* **Problem requirements**: Below is a listing. Copy each line of it that holds the word "Juzgado".

* **Information supplied**:

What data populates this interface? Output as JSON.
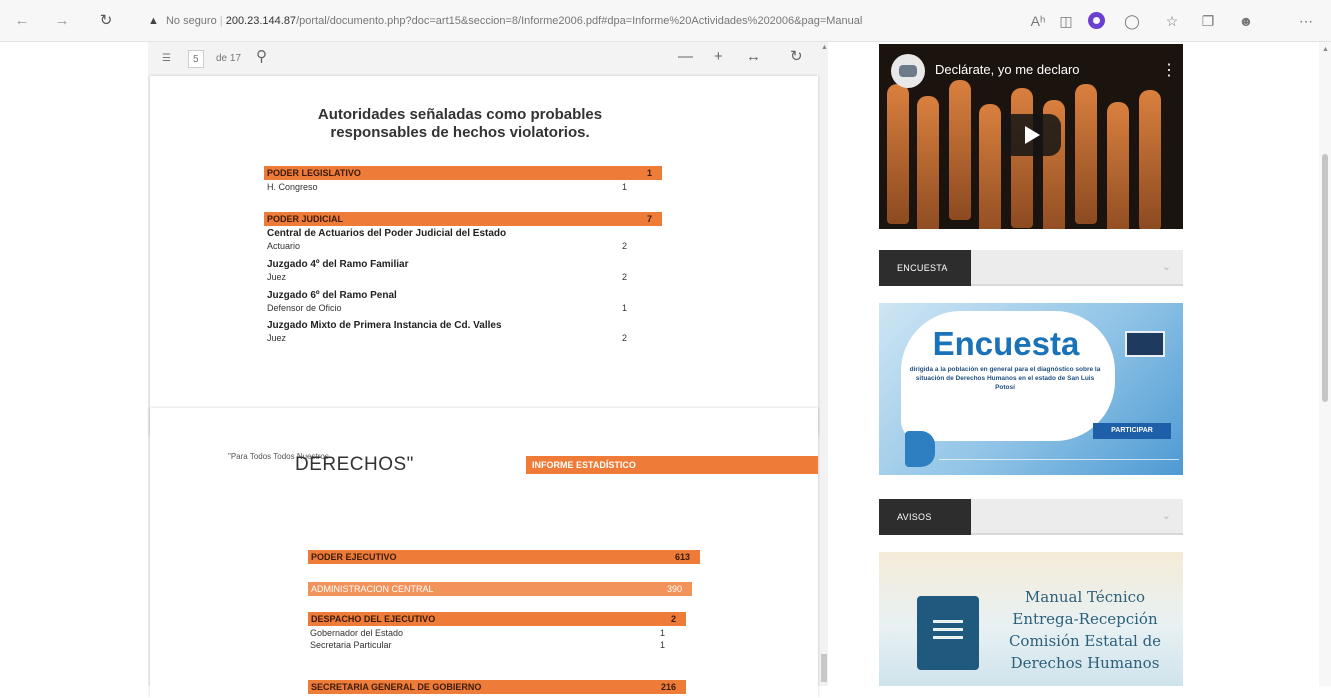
{
  "browser": {
    "security_label": "No seguro",
    "url_host": "200.23.144.87",
    "url_path": "/portal/documento.php?doc=art15&seccion=8/Informe2006.pdf#dpa=Informe%20Actividades%202006&pag=Manual",
    "read_aloud_label": "Aʰ"
  },
  "pdf_toolbar": {
    "page_current": "5",
    "page_total": "de 17",
    "zoom_minus": "—",
    "zoom_plus": "+",
    "fit": "↔"
  },
  "page1": {
    "title": "Autoridades señaladas como probables responsables de hechos violatorios.",
    "sections": [
      {
        "header": "PODER LEGISLATIVO",
        "value": "1",
        "rows": [
          {
            "label": "H. Congreso",
            "value": "1"
          }
        ]
      },
      {
        "header": "PODER JUDICIAL",
        "value": "7",
        "groups": [
          {
            "title": "Central de Actuarios del Poder Judicial del Estado",
            "rows": [
              {
                "label": "Actuario",
                "value": "2"
              }
            ]
          },
          {
            "title": "Juzgado 4º del Ramo Familiar",
            "rows": [
              {
                "label": "Juez",
                "value": "2"
              }
            ]
          },
          {
            "title": "Juzgado 6º del Ramo Penal",
            "rows": [
              {
                "label": "Defensor de Oficio",
                "value": "1"
              }
            ]
          },
          {
            "title": "Juzgado Mixto de Primera Instancia de Cd. Valles",
            "rows": [
              {
                "label": "Juez",
                "value": "2"
              }
            ]
          }
        ]
      }
    ]
  },
  "page2": {
    "slogan_small": "\"Para Todos Todos Nuestros",
    "slogan_big": "DERECHOS\"",
    "informe_label": "INFORME ESTADÍSTICO",
    "poder_ejecutivo": {
      "label": "PODER EJECUTIVO",
      "value": "613"
    },
    "administracion": {
      "label": "ADMINISTRACION CENTRAL",
      "value": "390"
    },
    "despacho": {
      "label": "DESPACHO DEL EJECUTIVO",
      "value": "2"
    },
    "despacho_rows": [
      {
        "label": "Gobernador del Estado",
        "value": "1"
      },
      {
        "label": "Secretaria Particular",
        "value": "1"
      }
    ],
    "secretaria": {
      "label": "SECRETARIA GENERAL DE GOBIERNO",
      "value": "216"
    }
  },
  "sidebar": {
    "video": {
      "title": "Declárate, yo me declaro"
    },
    "encuesta_header": "ENCUESTA",
    "encuesta_banner": {
      "title": "Encuesta",
      "description": "dirigida a la población en general para el diagnóstico sobre la situación de Derechos Humanos en el estado de San Luis Potosí",
      "button": "PARTICIPAR"
    },
    "avisos_header": "AVISOS",
    "manual_banner": {
      "line1": "Manual Técnico",
      "line2": "Entrega-Recepción",
      "line3": "Comisión Estatal de",
      "line4": "Derechos Humanos"
    }
  },
  "colors": {
    "accent_orange": "#ee7b38",
    "dark_tab": "#2d2d2d",
    "brand_blue": "#1a72b8"
  },
  "icons": [
    "back-icon",
    "forward-icon",
    "refresh-icon",
    "warning-icon",
    "read-aloud-icon",
    "extension-icon",
    "favorites-icon",
    "collections-icon",
    "profile-icon",
    "more-icon",
    "search-icon",
    "rotate-icon",
    "play-icon",
    "more-vert-icon",
    "book-icon"
  ]
}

* **Answer to this task**:
            "title": "Juzgado 4º del Ramo Familiar",
            "title": "Juzgado 6º del Ramo Penal",
            "title": "Juzgado Mixto de Primera Instancia de Cd. Valles",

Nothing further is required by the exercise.